A 3,809-g newborn male infant had been delivered vaginally after an uneventful prenatal course and full-term gestation. He was transferred to Milwaukee Children's Hospital for evaluation of abdominal distention.
Except for the abdominal distention, physical examination did not show any abnormalities. Progressive distention and the onset of bilious vomiting prompted additional examinations. A roentgenogram of the abdomen was obtained (Figure). Laboratory values were normal. Operative exploration was then performed.
Denouement and Discussion
Ileal Atresia With Meconium Peritonitis: Meconium Pseudocyst

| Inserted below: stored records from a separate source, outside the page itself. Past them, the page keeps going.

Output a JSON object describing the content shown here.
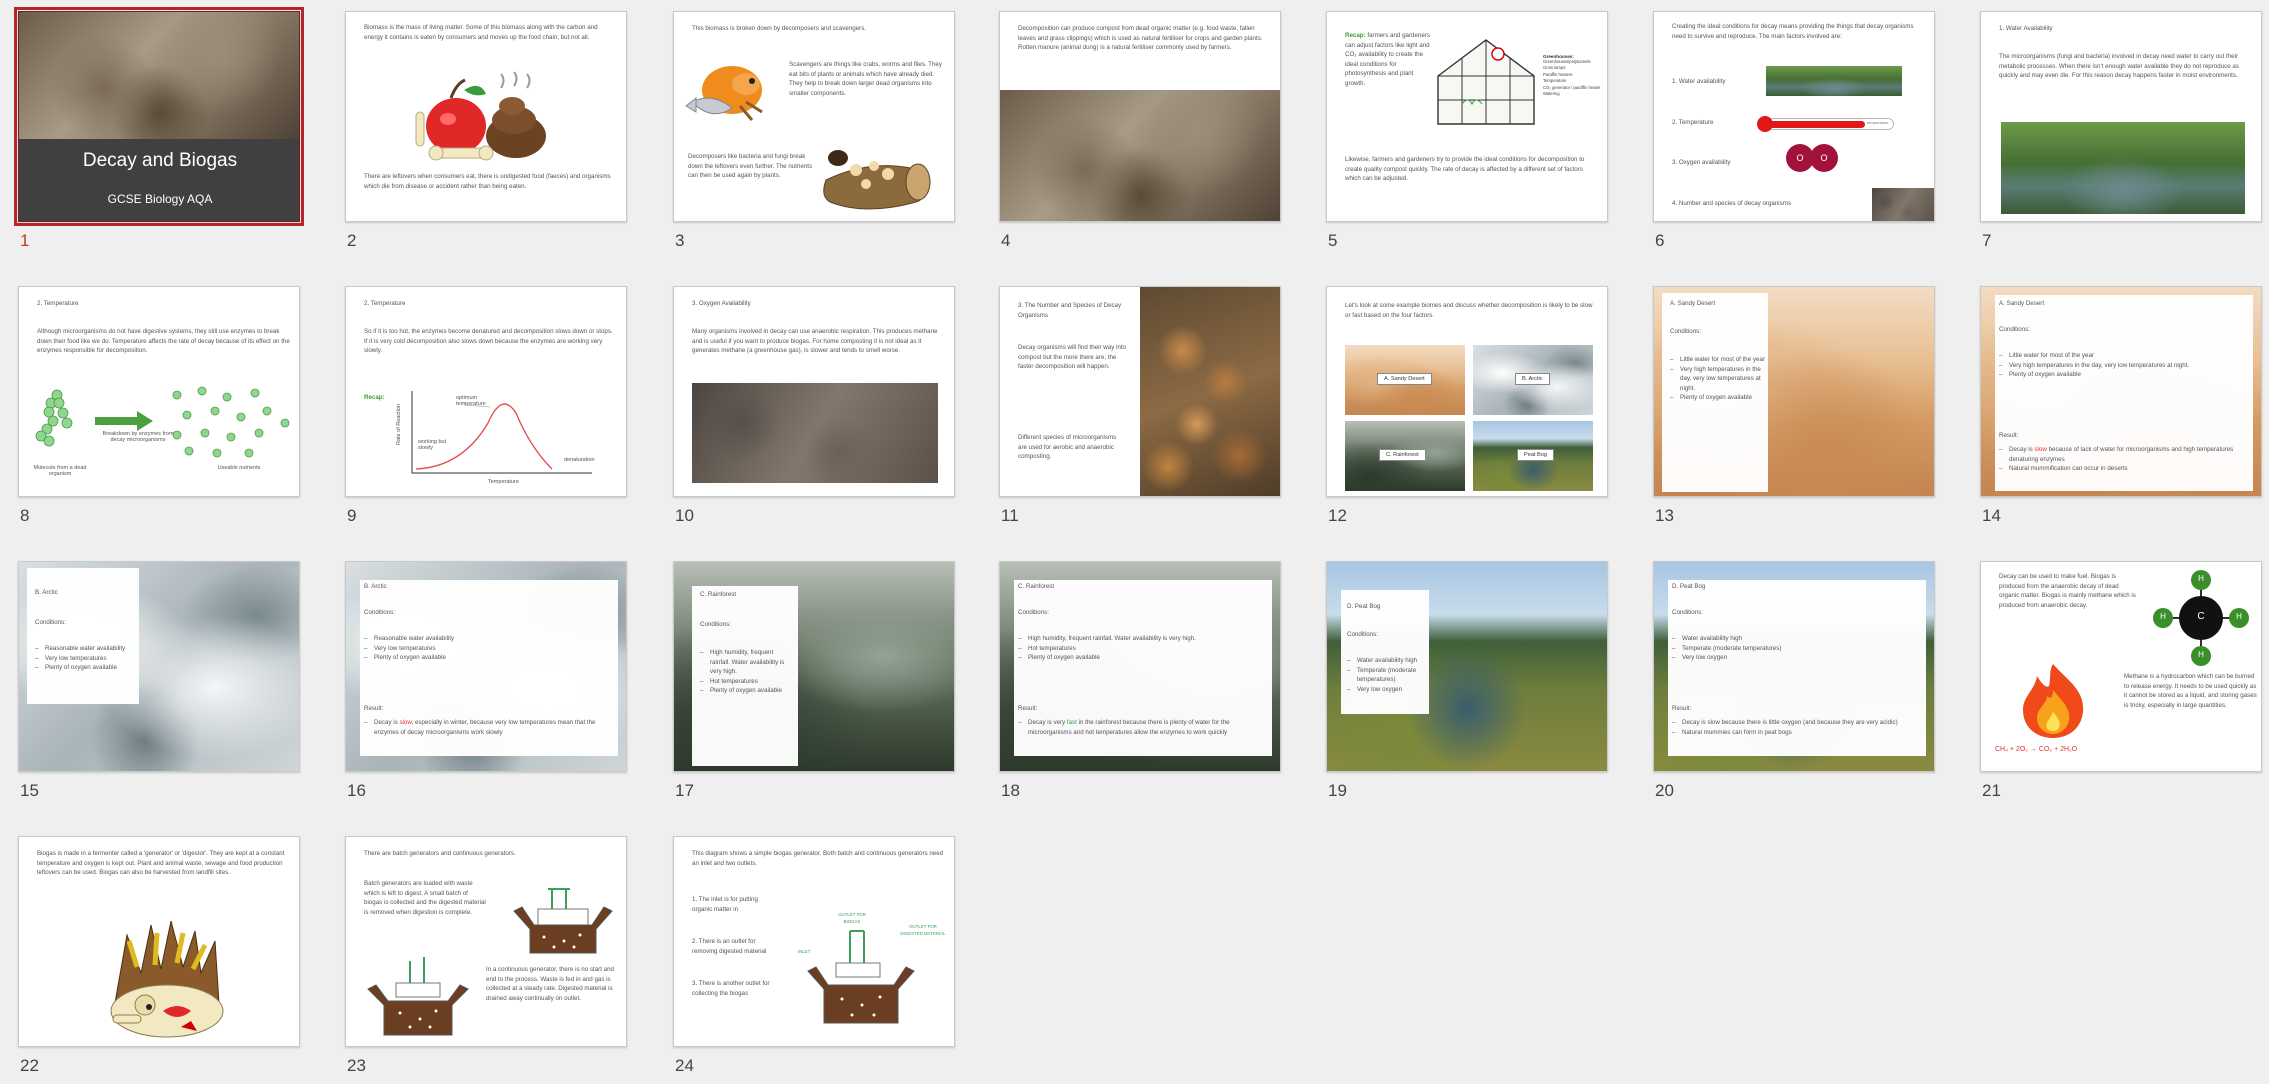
{
  "slides": [
    {
      "num": "1",
      "title": "Decay and Biogas",
      "subtitle": "GCSE Biology AQA"
    },
    {
      "num": "2",
      "text1": "Biomass is the mass of living matter. Some of this biomass along with the carbon and energy it contains is eaten by consumers and moves up the food chain; but not all.",
      "text2": "There are leftovers when consumers eat, there is undigested food (faeces) and organisms which die from disease or accident rather than being eaten."
    },
    {
      "num": "3",
      "text1": "This biomass is broken down by decomposers and scavengers.",
      "text2": "Scavengers are things like crabs, worms and flies. They eat bits of plants or animals which have already died. They help to break down larger dead organisms into smaller components.",
      "text3": "Decomposers like bacteria and fungi break down the leftovers even further. The nutrients can then be used again by plants."
    },
    {
      "num": "4",
      "text1": "Decomposition can produce compost from dead organic matter (e.g. food waste, fallen leaves and grass clippings) which is used as natural fertiliser for crops and garden plants. Rotten manure (animal dung) is a natural fertiliser commonly used by farmers."
    },
    {
      "num": "5",
      "recap": "Recap:",
      "text1": " farmers and gardeners can adjust factors like light and CO₂ availability to create the ideal conditions for photosynthesis and plant growth.",
      "list_title": "Greenhouses:",
      "list": [
        "Greenhouses/polytunnels",
        "Grow lamps",
        "Paraffin heaters",
        "Temperature",
        "CO₂ generator / paraffin heater",
        "Watering"
      ],
      "text2": "Likewise, farmers and gardeners try to provide the ideal conditions for decomposition to create quality compost quickly. The rate of decay is affected by a different set of factors which can be adjusted."
    },
    {
      "num": "6",
      "text1": "Creating the ideal conditions for decay means providing the things that decay organisms need to survive and reproduce. The main factors involved are:",
      "items": [
        "1.  Water availability",
        "2.  Temperature",
        "3.  Oxygen availability",
        "4.  Number and species of decay organisms"
      ],
      "o_label": "O",
      "thermo_label": "temperature"
    },
    {
      "num": "7",
      "title": "1.  Water Availability",
      "text1": "The microorganisms (fungi and bacteria) involved in decay need water to carry out their metabolic processes. When there isn't enough water available they do not reproduce as quickly and may even die. For this reason decay happens faster in moist environments."
    },
    {
      "num": "8",
      "title": "2. Temperature",
      "text1": "Although microorganisms do not have digestive systems, they still use enzymes to break down their food like we do. Temperature affects the rate of decay because of its effect on the enzymes responsible for decomposition.",
      "lbl_molecule": "Molecule from a dead organism",
      "lbl_breakdown": "Breakdown by enzymes from decay microorganisms",
      "lbl_simple": "Useable nutrients"
    },
    {
      "num": "9",
      "title": "2. Temperature",
      "text1": "So if it is too hot, the enzymes become denatured and decomposition slows down or stops. If it is very cold decomposition also slows down because the enzymes are working very slowly.",
      "recap": "Recap:",
      "lbl_optimum": "optimum temperature",
      "lbl_working": "working but slowly",
      "lbl_denat": "denaturation",
      "ylabel": "Rate of Reaction",
      "xlabel": "Temperature"
    },
    {
      "num": "10",
      "title": "3. Oxygen Availability",
      "text1": "Many organisms involved in decay can use anaerobic respiration. This produces methane and is useful if you want to produce biogas. For home composting it is not ideal as it generates methane (a greenhouse gas), is slower and tends to smell worse."
    },
    {
      "num": "11",
      "title": "3. The Number and Species of Decay Organisms",
      "text1": "Decay organisms will find their way into compost but the more there are, the faster decomposition will happen.",
      "text2": "Different species of microorganisms are used for aerobic and anaerobic composting."
    },
    {
      "num": "12",
      "text1": "Let's look at some example biomes and discuss whether decomposition is likely to be slow or fast based on the four factors.",
      "labels": [
        "A. Sandy Desert",
        "B. Arctic",
        "C. Rainforest",
        "Peat Bog"
      ]
    },
    {
      "num": "13",
      "title": "A. Sandy Desert",
      "conditions": "Conditions:",
      "list": [
        "Little water for most of the year",
        "Very high temperatures in the day, very low temperatures at night.",
        "Plenty of oxygen available"
      ]
    },
    {
      "num": "14",
      "title": "A. Sandy Desert",
      "conditions": "Conditions:",
      "list": [
        "Little water for most of the year",
        "Very high temperatures in the day, very low temperatures at night.",
        "Plenty of oxygen available"
      ],
      "result": "Result:",
      "r1a": "Decay is ",
      "r1b": "slow",
      "r1c": " because of lack of water for microorganisms and high temperatures denaturing enzymes",
      "r2": "Natural mummification can occur in deserts"
    },
    {
      "num": "15",
      "title": "B. Arctic",
      "conditions": "Conditions:",
      "list": [
        "Reasonable water availability",
        "Very low temperatures",
        "Plenty of oxygen available"
      ]
    },
    {
      "num": "16",
      "title": "B. Arctic",
      "conditions": "Conditions:",
      "list": [
        "Reasonable water availability",
        "Very low temperatures",
        "Plenty of oxygen available"
      ],
      "result": "Result:",
      "r1a": "Decay is ",
      "r1b": "slow",
      "r1c": ", especially in winter, because very low temperatures mean that the enzymes of decay microorganisms work slowly"
    },
    {
      "num": "17",
      "title": "C. Rainforest",
      "conditions": "Conditions:",
      "list": [
        "High humidity, frequent rainfall. Water availability is very high.",
        "Hot temperatures",
        "Plenty of oxygen available"
      ]
    },
    {
      "num": "18",
      "title": "C. Rainforest",
      "conditions": "Conditions:",
      "list": [
        "High humidity, frequent rainfall. Water availability is very high.",
        "Hot temperatures",
        "Plenty of oxygen available"
      ],
      "result": "Result:",
      "r1a": "Decay is very ",
      "r1b": "fast",
      "r1c": " in the rainforest because there is plenty of water for the microorganisms and hot temperatures allow the enzymes to work quickly"
    },
    {
      "num": "19",
      "title": "D. Peat Bog",
      "conditions": "Conditions:",
      "list": [
        "Water availability high",
        "Temperate (moderate temperatures)",
        "Very low oxygen"
      ]
    },
    {
      "num": "20",
      "title": "D. Peat Bog",
      "conditions": "Conditions:",
      "list": [
        "Water availability high",
        "Temperate (moderate temperatures)",
        "Very low oxygen"
      ],
      "result": "Result:",
      "r1": "Decay is slow because there is little oxygen (and because they are very acidic)",
      "r2": "Natural mummies can form in peat bogs"
    },
    {
      "num": "21",
      "text1": "Decay can be used to make fuel. Biogas is produced from the anaerobic decay of dead organic matter. Biogas is mainly methane which is produced from anaerobic decay.",
      "text2": "Methane is a hydrocarbon which can be burned to release energy. It needs to be used quickly as it cannot be stored as a liquid, and storing gases is tricky, especially in large quantities.",
      "eq1": "CH₄ + 2O₂",
      "eq2": " → CO₂ + 2H₂O",
      "atom_c": "C",
      "atom_h": "H"
    },
    {
      "num": "22",
      "text1": "Biogas is made in a fermenter called a 'generator' or 'digestor'. They are kept at a constant temperature and oxygen is kept out. Plant and animal waste, sewage and food production leftovers can be used. Biogas can also be harvested from landfill sites."
    },
    {
      "num": "23",
      "text1": "There are batch generators and continuous generators.",
      "text2": "Batch generators are loaded with waste which is left to digest. A small batch of biogas is collected and the digested material is removed when digestion is complete.",
      "text3": "In a continuous generator, there is no start and end to the process. Waste is fed in and gas is collected at a steady rate. Digested material is drained away continually on outlet."
    },
    {
      "num": "24",
      "text1": "This diagram shows a simple biogas generator. Both batch and continuous generators need an inlet and two outlets.",
      "items": [
        "1.  The inlet is for putting organic matter in",
        "2.  There is an outlet for removing digested material",
        "3.  There is another outlet for collecting the biogas"
      ],
      "lbl_biogas": "OUTLET FOR BIOGAS",
      "lbl_digested": "OUTLET FOR DIGESTED MATERIAL",
      "lbl_inlet": "INLET"
    }
  ]
}
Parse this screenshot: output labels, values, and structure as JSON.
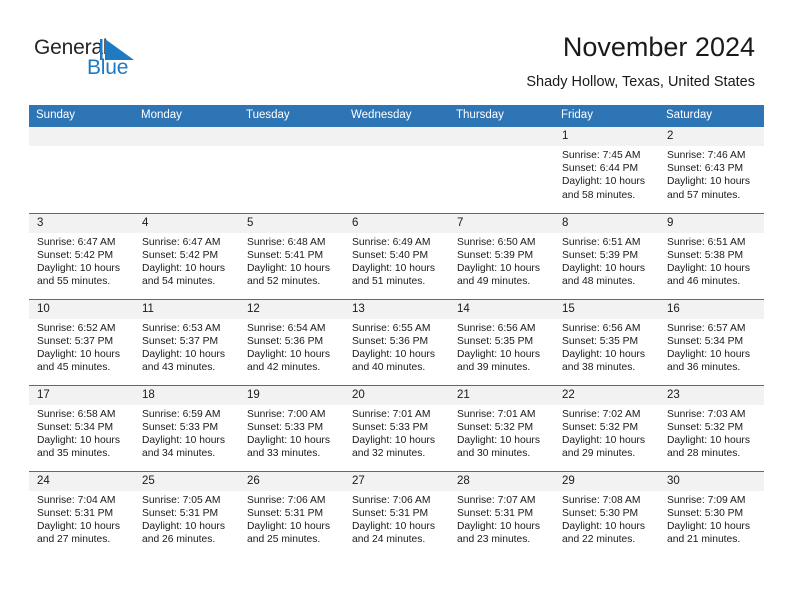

Anteroposterior view of supine abdomen. Note dilated loops of small bowel. Arrows indicate right midabdominal mass with thin curvilinear rim of calcification.A plain roentgenogram of the abdomen (Figure) showed a calcified right midabdominal mass and multiple, dilated loops of small bowel consistent with a distal small-bowel obstruction. Initial roentgenographic examination of a neonate with abdominal distention usually includes supine and upright abdominal films. Within three hours of birth, air